Could you please find each line in the records that contains the word "false" and copy it?

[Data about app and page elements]
══════════════════════════════

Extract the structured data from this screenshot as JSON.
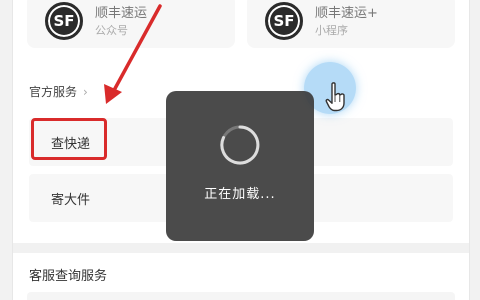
{
  "top_cards": [
    {
      "logo_text": "SF",
      "name": "顺丰速运",
      "subtitle": "公众号"
    },
    {
      "logo_text": "SF",
      "name": "顺丰速运+",
      "subtitle": "小程序"
    }
  ],
  "official_services": {
    "title": "官方服务",
    "chevron": "›",
    "items": [
      {
        "label": "查快递",
        "highlighted": true
      },
      {
        "label": "寄大件",
        "highlighted": false
      }
    ]
  },
  "customer_service": {
    "title": "客服查询服务"
  },
  "loading_toast": {
    "text": "正在加载..."
  },
  "colors": {
    "annotation_red": "#d92b2b",
    "tap_blue": "#78bef0",
    "toast_bg": "#3c3c3c"
  },
  "icons": {
    "tap": "hand-pointer-icon",
    "spinner": "loading-spinner-icon",
    "arrow": "red-arrow-annotation"
  }
}
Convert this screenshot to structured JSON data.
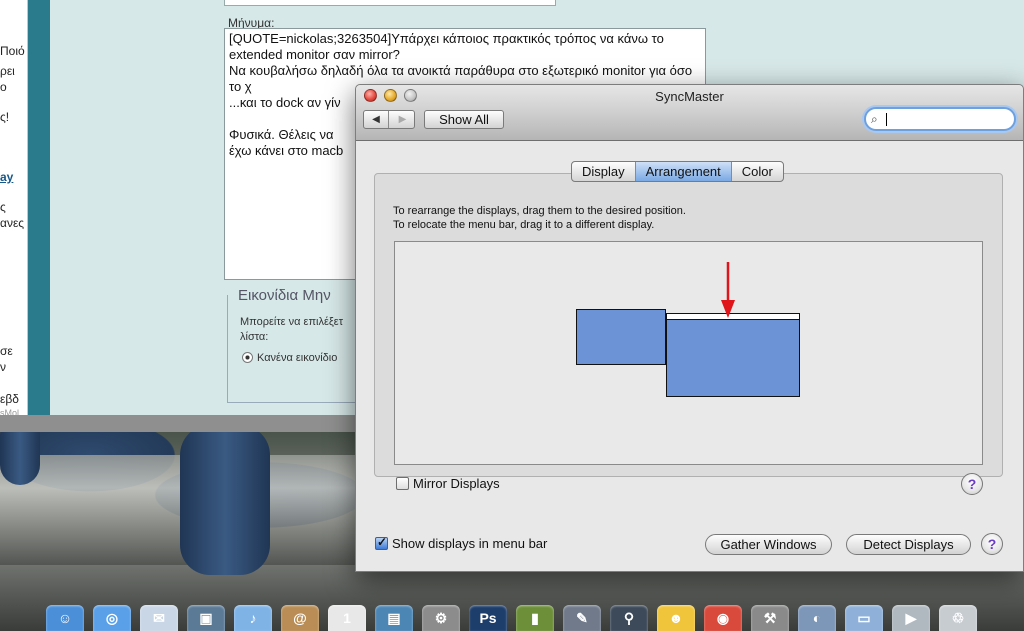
{
  "browser": {
    "left_snippets": [
      "Ποιό",
      "ρει",
      "ο",
      "ς!",
      "ay",
      "ς",
      "ανες",
      "σε",
      "ν",
      "εβδ",
      "sMol"
    ],
    "message_label": "Μήνυμα:",
    "message_text": "[QUOTE=nickolas;3263504]Υπάρχει κάποιος πρακτικός τρόπος να κάνω το extended monitor σαν mirror?\nΝα κουβαλήσω δηλαδή όλα τα ανοικτά παράθυρα στο εξωτερικό monitor για όσο το χ\n...και το dock αν γίν\n\nΦυσικά. Θέλεις να\nέχω κάνει στο macb",
    "fieldset_legend": "Εικονίδια Μην",
    "fieldset_text": "Μπορείτε να επιλέξετ λίστα:",
    "radio_label": "Κανένα εικονίδιο"
  },
  "window": {
    "title": "SyncMaster",
    "nav_back": "◀",
    "nav_forward": "▶",
    "show_all": "Show All",
    "search_placeholder": "",
    "tabs": [
      {
        "label": "Display",
        "active": false
      },
      {
        "label": "Arrangement",
        "active": true
      },
      {
        "label": "Color",
        "active": false
      }
    ],
    "instructions_line1": "To rearrange the displays, drag them to the desired position.",
    "instructions_line2": "To relocate the menu bar, drag it to a different display.",
    "mirror_label": "Mirror Displays",
    "mirror_checked": false,
    "show_in_menubar_label": "Show displays in menu bar",
    "show_in_menubar_checked": true,
    "gather_windows": "Gather Windows",
    "detect_displays": "Detect Displays",
    "help": "?"
  },
  "dock": {
    "items": [
      {
        "icon": "finder-icon",
        "color": "#4a8fd8",
        "glyph": "☺"
      },
      {
        "icon": "safari-icon",
        "color": "#5aa0e8",
        "glyph": "◎"
      },
      {
        "icon": "mail-icon",
        "color": "#c9d6e6",
        "glyph": "✉"
      },
      {
        "icon": "photo-icon",
        "color": "#5b7a96",
        "glyph": "▣"
      },
      {
        "icon": "itunes-icon",
        "color": "#7fb3e6",
        "glyph": "♪"
      },
      {
        "icon": "address-book-icon",
        "color": "#b98d55",
        "glyph": "@"
      },
      {
        "icon": "ical-icon",
        "color": "#e8e8e8",
        "glyph": "1"
      },
      {
        "icon": "iphoto-icon",
        "color": "#4c86b4",
        "glyph": "▤"
      },
      {
        "icon": "preferences-icon",
        "color": "#8c8c8c",
        "glyph": "⚙"
      },
      {
        "icon": "photoshop-icon",
        "color": "#1d3d6b",
        "glyph": "Ps"
      },
      {
        "icon": "stats-icon",
        "color": "#6d8f3a",
        "glyph": "▮"
      },
      {
        "icon": "script-icon",
        "color": "#707a8a",
        "glyph": "✎"
      },
      {
        "icon": "binoculars-icon",
        "color": "#3d4a5a",
        "glyph": "⚲"
      },
      {
        "icon": "messenger-icon",
        "color": "#f0c53c",
        "glyph": "☻"
      },
      {
        "icon": "chrome-icon",
        "color": "#d94a3c",
        "glyph": "◉"
      },
      {
        "icon": "plugin-icon",
        "color": "#8a8a8a",
        "glyph": "⚒"
      },
      {
        "icon": "browser-icon",
        "color": "#7d97b8",
        "glyph": "◐"
      },
      {
        "icon": "folder-icon",
        "color": "#8fb1d9",
        "glyph": "▭"
      },
      {
        "icon": "preview-icon",
        "color": "#b0b8c0",
        "glyph": "▶"
      },
      {
        "icon": "trash-icon",
        "color": "#c7ccd1",
        "glyph": "♲"
      }
    ]
  }
}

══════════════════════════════

Problem solution –
        "highlighted": false
        "active": false
        "active": false
    "mirror_checked": false,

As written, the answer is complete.